**Extracted information**
• • • •
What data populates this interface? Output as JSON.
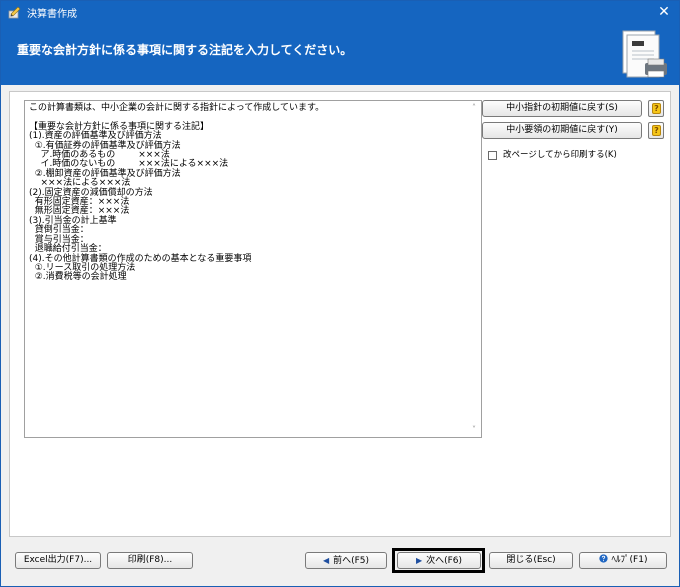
{
  "window": {
    "title": "決算書作成",
    "close_glyph": "✕",
    "icon": "app-pencil-icon"
  },
  "header": {
    "instruction": "重要な会計方針に係る事項に関する注記を入力してください。",
    "art": "document-printer-icon"
  },
  "note_text": {
    "lines": [
      "この計算書類は、中小企業の会計に関する指針によって作成しています。",
      "",
      "【重要な会計方針に係る事項に関する注記】",
      "(1).資産の評価基準及び評価方法",
      "  ①.有価証券の評価基準及び評価方法",
      "    ア.時価のあるもの        ×××法",
      "    イ.時価のないもの        ×××法による×××法",
      "  ②.棚卸資産の評価基準及び評価方法",
      "    ×××法による×××法",
      "(2).固定資産の減価償却の方法",
      "  有形固定資産：×××法",
      "  無形固定資産：×××法",
      "(3).引当金の計上基準",
      "  貸倒引当金：",
      "  賞与引当金：",
      "  退職給付引当金：",
      "(4).その他計算書類の作成のための基本となる重要事項",
      "  ①.リース取引の処理方法",
      "  ②.消費税等の会計処理"
    ],
    "scroll_up": "˄",
    "scroll_down": "˅"
  },
  "side": {
    "reset_sme_guidelines": "中小指針の初期値に戻す(S)",
    "reset_sme_essentials": "中小要領の初期値に戻す(Y)",
    "help_glyph": "?",
    "page_break_label": "改ページしてから印刷する(K)",
    "page_break_checked": false
  },
  "footer": {
    "excel": "Excel出力(F7)...",
    "print": "印刷(F8)...",
    "back": "前へ(F5)",
    "back_glyph": "◀",
    "next": "次へ(F6)",
    "next_glyph": "▶",
    "close": "閉じる(Esc)",
    "help": "ﾍﾙﾌﾟ(F1)",
    "help_icon": "question-circle-icon"
  },
  "colors": {
    "titlebar": "#1565c0",
    "header": "#1565c0",
    "help_badge": "#f5c518"
  }
}
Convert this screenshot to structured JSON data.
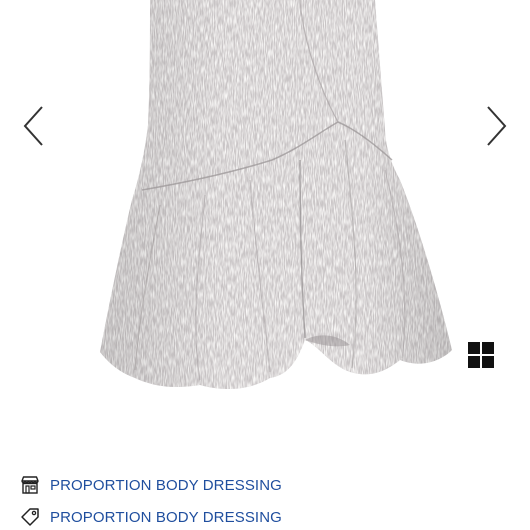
{
  "gallery": {
    "image_alt": "grey tweed mermaid skirt product photo",
    "prev_icon": "chevron-left-icon",
    "next_icon": "chevron-right-icon",
    "grid_icon": "grid-view-icon"
  },
  "brand_links": [
    {
      "icon": "store-icon",
      "label": "PROPORTION BODY DRESSING"
    },
    {
      "icon": "tag-icon",
      "label": "PROPORTION BODY DRESSING"
    }
  ],
  "colors": {
    "link": "#1f4e9e",
    "fabric": "#c9c5c6",
    "icon": "#222222"
  }
}
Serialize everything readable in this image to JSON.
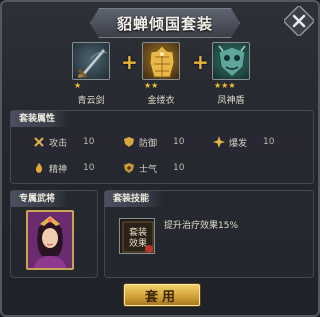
{
  "title": "貂蝉倾国套装",
  "items": [
    {
      "name": "青云剑",
      "stars": "★",
      "icon": "sword-icon"
    },
    {
      "name": "金缕衣",
      "stars": "★★",
      "icon": "golden-armor-icon"
    },
    {
      "name": "凤神盾",
      "stars": "★★★",
      "icon": "shield-icon"
    }
  ],
  "plus_symbol": "+",
  "attributes": {
    "header": "套装属性",
    "rows": [
      {
        "label": "攻击",
        "value": "10",
        "icon": "crossed-swords-icon"
      },
      {
        "label": "防御",
        "value": "10",
        "icon": "shield-icon"
      },
      {
        "label": "爆发",
        "value": "10",
        "icon": "burst-icon"
      },
      {
        "label": "精神",
        "value": "10",
        "icon": "flame-icon"
      },
      {
        "label": "士气",
        "value": "10",
        "icon": "morale-shield-icon"
      }
    ]
  },
  "general": {
    "header": "专属武将"
  },
  "skill": {
    "header": "套装技能",
    "icon_text": "套装效果",
    "description": "提升治疗效果15%"
  },
  "button": {
    "label": "套用"
  },
  "colors": {
    "accent_gold": "#d3a33a",
    "star": "#f2c230"
  }
}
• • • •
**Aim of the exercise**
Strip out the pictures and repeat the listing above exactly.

**Task answer**
What data populates this interface? Output as JSON.
{
  "window": {
    "title": "決算書作成",
    "close_glyph": "✕",
    "icon": "app-pencil-icon"
  },
  "header": {
    "instruction": "重要な会計方針に係る事項に関する注記を入力してください。",
    "art": "document-printer-icon"
  },
  "note_text": {
    "lines": [
      "この計算書類は、中小企業の会計に関する指針によって作成しています。",
      "",
      "【重要な会計方針に係る事項に関する注記】",
      "(1).資産の評価基準及び評価方法",
      "  ①.有価証券の評価基準及び評価方法",
      "    ア.時価のあるもの        ×××法",
      "    イ.時価のないもの        ×××法による×××法",
      "  ②.棚卸資産の評価基準及び評価方法",
      "    ×××法による×××法",
      "(2).固定資産の減価償却の方法",
      "  有形固定資産：×××法",
      "  無形固定資産：×××法",
      "(3).引当金の計上基準",
      "  貸倒引当金：",
      "  賞与引当金：",
      "  退職給付引当金：",
      "(4).その他計算書類の作成のための基本となる重要事項",
      "  ①.リース取引の処理方法",
      "  ②.消費税等の会計処理"
    ],
    "scroll_up": "˄",
    "scroll_down": "˅"
  },
  "side": {
    "reset_sme_guidelines": "中小指針の初期値に戻す(S)",
    "reset_sme_essentials": "中小要領の初期値に戻す(Y)",
    "help_glyph": "?",
    "page_break_label": "改ページしてから印刷する(K)",
    "page_break_checked": false
  },
  "footer": {
    "excel": "Excel出力(F7)...",
    "print": "印刷(F8)...",
    "back": "前へ(F5)",
    "back_glyph": "◀",
    "next": "次へ(F6)",
    "next_glyph": "▶",
    "close": "閉じる(Esc)",
    "help": "ﾍﾙﾌﾟ(F1)",
    "help_icon": "question-circle-icon"
  },
  "colors": {
    "titlebar": "#1565c0",
    "header": "#1565c0",
    "help_badge": "#f5c518"
  }
}
Convert this screenshot to structured JSON data.
{
  "gallery": {
    "image_alt": "grey tweed mermaid skirt product photo",
    "prev_icon": "chevron-left-icon",
    "next_icon": "chevron-right-icon",
    "grid_icon": "grid-view-icon"
  },
  "brand_links": [
    {
      "icon": "store-icon",
      "label": "PROPORTION BODY DRESSING"
    },
    {
      "icon": "tag-icon",
      "label": "PROPORTION BODY DRESSING"
    }
  ],
  "colors": {
    "link": "#1f4e9e",
    "fabric": "#c9c5c6",
    "icon": "#222222"
  }
}
Serialize everything readable in this image to JSON.
{
  "title": "貂蝉倾国套装",
  "items": [
    {
      "name": "青云剑",
      "stars": "★",
      "icon": "sword-icon"
    },
    {
      "name": "金缕衣",
      "stars": "★★",
      "icon": "golden-armor-icon"
    },
    {
      "name": "凤神盾",
      "stars": "★★★",
      "icon": "shield-icon"
    }
  ],
  "plus_symbol": "+",
  "attributes": {
    "header": "套装属性",
    "rows": [
      {
        "label": "攻击",
        "value": "10",
        "icon": "crossed-swords-icon"
      },
      {
        "label": "防御",
        "value": "10",
        "icon": "shield-icon"
      },
      {
        "label": "爆发",
        "value": "10",
        "icon": "burst-icon"
      },
      {
        "label": "精神",
        "value": "10",
        "icon": "flame-icon"
      },
      {
        "label": "士气",
        "value": "10",
        "icon": "morale-shield-icon"
      }
    ]
  },
  "general": {
    "header": "专属武将"
  },
  "skill": {
    "header": "套装技能",
    "icon_text": "套装效果",
    "description": "提升治疗效果15%"
  },
  "button": {
    "label": "套用"
  },
  "colors": {
    "accent_gold": "#d3a33a",
    "star": "#f2c230"
  }
}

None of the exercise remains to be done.